Along with the seasonings, the biggest flavor factor in this dish is the olive oil. For this dish, we used our favorite olive oil out of California called California Olive Ranch. We love their product because the flavor is so pronounced; much more flavorful than your typical olive oil. It’s perfect for any type of simple pasta outside of this recipe. A couple of interesting olive oil facts to close us out:
- It’s good for you: Incorporating olive oil as a part of your daily diet has shown to prevent cancers, promote heart health, lower blood pressure, and decrease risk of diabetes.
- It’s a fruit juice: Olive oil comes from the flesh of the olive. If you live near an olive tree try this: pick a fruit and smash it in your palm. You will have both water and olive oil on your hand. For that reason olive oil is considered a raw fruit juice. It is a healthy mono-unsaturated fat that is extracted with a simple crushing process, using no chemicals or solvents like other refined oils.
We hope you enjoy the recipe, and let us know what other recipes you’re trying out in your daily practice :)Print
This recipe relies on the salted pasta water and the salt in the Old Bay seasoning for flavor. If it for some reason is not salty enough, add a bit of kosher salt at the end. We tested several times and felt this method yielded the best overall flavor.
- 12 ounces whole wheat spaghetti
- 15-ounce can chickpeas
- 1 bunch Tuscan kale (6 to 8 cups chopped)
- 2 garlic cloves
- 3 tablespoons olive oil (we used California Olive Ranch)
- 1 tablespoon paprika
- 1 teaspoon Old Bay seasoning
- 1 pinch red pepper flakes
- ½ cup sour cream
- Kosher salt

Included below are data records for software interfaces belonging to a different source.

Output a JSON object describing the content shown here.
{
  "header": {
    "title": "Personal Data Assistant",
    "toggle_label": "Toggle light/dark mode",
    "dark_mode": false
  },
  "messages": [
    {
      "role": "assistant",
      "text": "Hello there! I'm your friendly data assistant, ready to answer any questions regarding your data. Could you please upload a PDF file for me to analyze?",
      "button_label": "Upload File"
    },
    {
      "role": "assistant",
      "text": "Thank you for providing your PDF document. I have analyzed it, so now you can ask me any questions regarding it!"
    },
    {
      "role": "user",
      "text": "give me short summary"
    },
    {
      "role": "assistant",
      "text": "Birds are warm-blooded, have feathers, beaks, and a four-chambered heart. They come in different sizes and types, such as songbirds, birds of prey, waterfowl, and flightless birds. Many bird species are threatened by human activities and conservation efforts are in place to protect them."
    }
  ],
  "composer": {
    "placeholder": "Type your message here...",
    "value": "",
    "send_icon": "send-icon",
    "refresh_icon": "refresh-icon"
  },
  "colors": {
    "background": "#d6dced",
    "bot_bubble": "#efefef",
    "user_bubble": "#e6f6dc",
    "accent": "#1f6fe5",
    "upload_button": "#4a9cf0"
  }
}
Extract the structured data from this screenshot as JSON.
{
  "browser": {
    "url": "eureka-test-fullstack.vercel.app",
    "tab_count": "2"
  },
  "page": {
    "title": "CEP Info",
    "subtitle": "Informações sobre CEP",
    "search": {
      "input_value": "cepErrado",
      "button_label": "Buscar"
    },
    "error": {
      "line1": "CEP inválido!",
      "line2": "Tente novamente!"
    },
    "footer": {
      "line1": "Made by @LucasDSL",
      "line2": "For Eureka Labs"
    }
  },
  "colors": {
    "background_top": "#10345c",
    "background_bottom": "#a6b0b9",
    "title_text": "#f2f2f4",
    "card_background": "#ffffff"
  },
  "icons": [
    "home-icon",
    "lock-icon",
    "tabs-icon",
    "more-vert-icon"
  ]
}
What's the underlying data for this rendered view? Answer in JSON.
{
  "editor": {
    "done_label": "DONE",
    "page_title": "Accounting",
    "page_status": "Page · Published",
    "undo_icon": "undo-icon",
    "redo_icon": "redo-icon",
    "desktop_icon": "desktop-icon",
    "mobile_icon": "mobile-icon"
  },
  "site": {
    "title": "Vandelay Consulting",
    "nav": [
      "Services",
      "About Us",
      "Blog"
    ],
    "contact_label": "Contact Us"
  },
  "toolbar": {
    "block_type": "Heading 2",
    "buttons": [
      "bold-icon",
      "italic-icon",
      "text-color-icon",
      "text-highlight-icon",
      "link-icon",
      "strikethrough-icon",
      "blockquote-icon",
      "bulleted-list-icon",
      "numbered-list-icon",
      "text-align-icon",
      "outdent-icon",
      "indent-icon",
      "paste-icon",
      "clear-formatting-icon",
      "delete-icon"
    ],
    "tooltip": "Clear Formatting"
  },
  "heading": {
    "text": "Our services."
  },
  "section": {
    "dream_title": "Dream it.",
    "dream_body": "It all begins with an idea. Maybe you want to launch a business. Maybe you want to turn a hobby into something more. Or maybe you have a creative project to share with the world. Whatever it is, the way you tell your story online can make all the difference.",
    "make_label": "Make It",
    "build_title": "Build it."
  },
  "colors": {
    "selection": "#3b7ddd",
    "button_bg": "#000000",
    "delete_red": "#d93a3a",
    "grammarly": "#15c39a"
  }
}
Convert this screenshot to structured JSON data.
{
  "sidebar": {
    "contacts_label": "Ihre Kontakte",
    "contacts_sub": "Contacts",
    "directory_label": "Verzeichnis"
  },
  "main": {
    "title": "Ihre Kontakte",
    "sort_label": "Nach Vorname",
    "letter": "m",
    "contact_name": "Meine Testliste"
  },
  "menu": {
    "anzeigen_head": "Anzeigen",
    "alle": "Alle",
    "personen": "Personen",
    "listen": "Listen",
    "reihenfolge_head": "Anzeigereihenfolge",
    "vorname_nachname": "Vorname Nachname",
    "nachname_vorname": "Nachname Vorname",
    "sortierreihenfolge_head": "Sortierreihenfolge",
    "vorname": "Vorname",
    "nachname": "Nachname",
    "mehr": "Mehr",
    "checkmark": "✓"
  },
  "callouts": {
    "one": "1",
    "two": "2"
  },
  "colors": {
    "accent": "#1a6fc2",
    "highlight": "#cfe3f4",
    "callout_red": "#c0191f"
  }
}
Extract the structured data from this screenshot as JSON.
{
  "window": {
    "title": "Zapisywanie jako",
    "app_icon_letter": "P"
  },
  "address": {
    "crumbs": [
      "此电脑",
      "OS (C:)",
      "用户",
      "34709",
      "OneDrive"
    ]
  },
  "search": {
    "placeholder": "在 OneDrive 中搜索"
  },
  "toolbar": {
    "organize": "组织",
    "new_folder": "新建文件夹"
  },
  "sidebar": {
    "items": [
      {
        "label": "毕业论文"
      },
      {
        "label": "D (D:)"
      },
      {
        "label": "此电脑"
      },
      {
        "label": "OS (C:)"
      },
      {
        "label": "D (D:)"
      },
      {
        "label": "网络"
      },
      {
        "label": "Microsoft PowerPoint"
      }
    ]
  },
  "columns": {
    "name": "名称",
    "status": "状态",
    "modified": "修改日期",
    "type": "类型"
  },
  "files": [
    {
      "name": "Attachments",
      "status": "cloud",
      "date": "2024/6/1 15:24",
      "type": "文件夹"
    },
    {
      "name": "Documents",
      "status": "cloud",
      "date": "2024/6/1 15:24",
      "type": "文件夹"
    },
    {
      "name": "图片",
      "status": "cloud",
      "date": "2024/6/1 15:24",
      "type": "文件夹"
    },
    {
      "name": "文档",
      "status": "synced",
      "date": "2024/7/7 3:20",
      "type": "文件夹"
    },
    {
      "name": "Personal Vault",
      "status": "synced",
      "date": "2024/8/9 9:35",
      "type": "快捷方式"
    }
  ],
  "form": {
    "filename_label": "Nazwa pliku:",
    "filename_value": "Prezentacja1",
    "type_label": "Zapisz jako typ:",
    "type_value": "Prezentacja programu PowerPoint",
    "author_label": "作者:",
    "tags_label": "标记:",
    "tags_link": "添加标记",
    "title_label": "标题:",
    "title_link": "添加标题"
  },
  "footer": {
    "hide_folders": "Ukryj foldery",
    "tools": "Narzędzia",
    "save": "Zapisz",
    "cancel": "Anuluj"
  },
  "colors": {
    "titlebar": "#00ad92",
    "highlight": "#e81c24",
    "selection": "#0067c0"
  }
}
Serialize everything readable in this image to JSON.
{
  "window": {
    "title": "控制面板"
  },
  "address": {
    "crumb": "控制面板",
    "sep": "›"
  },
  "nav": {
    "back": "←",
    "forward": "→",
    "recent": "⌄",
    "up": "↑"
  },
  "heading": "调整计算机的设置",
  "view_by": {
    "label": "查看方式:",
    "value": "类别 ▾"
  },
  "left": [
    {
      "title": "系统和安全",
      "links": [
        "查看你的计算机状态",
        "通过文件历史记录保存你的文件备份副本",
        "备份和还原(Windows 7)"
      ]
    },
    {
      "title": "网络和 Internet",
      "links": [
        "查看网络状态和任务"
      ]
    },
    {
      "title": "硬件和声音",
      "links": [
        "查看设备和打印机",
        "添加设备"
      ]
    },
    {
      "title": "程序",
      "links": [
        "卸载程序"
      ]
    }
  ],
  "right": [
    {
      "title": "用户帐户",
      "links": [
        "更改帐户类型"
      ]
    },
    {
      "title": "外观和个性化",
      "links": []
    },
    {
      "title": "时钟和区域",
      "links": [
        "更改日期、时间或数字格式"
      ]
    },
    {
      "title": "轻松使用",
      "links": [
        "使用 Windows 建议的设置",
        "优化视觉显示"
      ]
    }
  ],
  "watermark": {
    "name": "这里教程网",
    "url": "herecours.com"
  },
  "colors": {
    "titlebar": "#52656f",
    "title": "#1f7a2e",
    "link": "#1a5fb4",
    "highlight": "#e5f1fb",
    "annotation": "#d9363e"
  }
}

- Bring a salted pot of water to a boil (add about 1 tablespoon of kosher salt to the water). Break noodles in half before boiling, then boil until al dente.
- Drain and rinse the chickpeas. Remove the stems from the kale and chop it. Peel 2 garlic cloves.
- In a large skillet, heat 3 tablespoons olive oil with whole cloves of garlic. Once warm, add chickpeas and cook for 2 minutes. Add 1 tablespoon paprika, 1 teaspoon Old Bay seasoning, and 1 pinch red pepper flakes and stir to combine.
- Add kale and saute until the greens are reduced, about 3 minutes. Turn off the heat and add the pasta, then stir to fully combine. Stir in 1/2 cup sour cream. Remove the whole garlic cloves and serve immediately.
This post is sponsored by California Olive Ranch. All opinions are our own. Thank you for supporting the partners who keep A Couple Cooks in action!
About the Authors
Cookbook Author and writer
Sonja Overhiser is author and recipe developer of Pretty Simple Cooking, named one of the “best vegetarian cookbooks” by Epicurious, and a recipe developer and healthy & sustainable food advocate behind the award-nominated food blog A Couple Cooks.
Cookbook Author and photographer
Alex Overhiser is photographer and recipe developer of Pretty Simple Cooking, named one of the “best new cookbooks” by Bon Appetit, and a recipe developer, photographer, and technical expert at A Couple Cooks.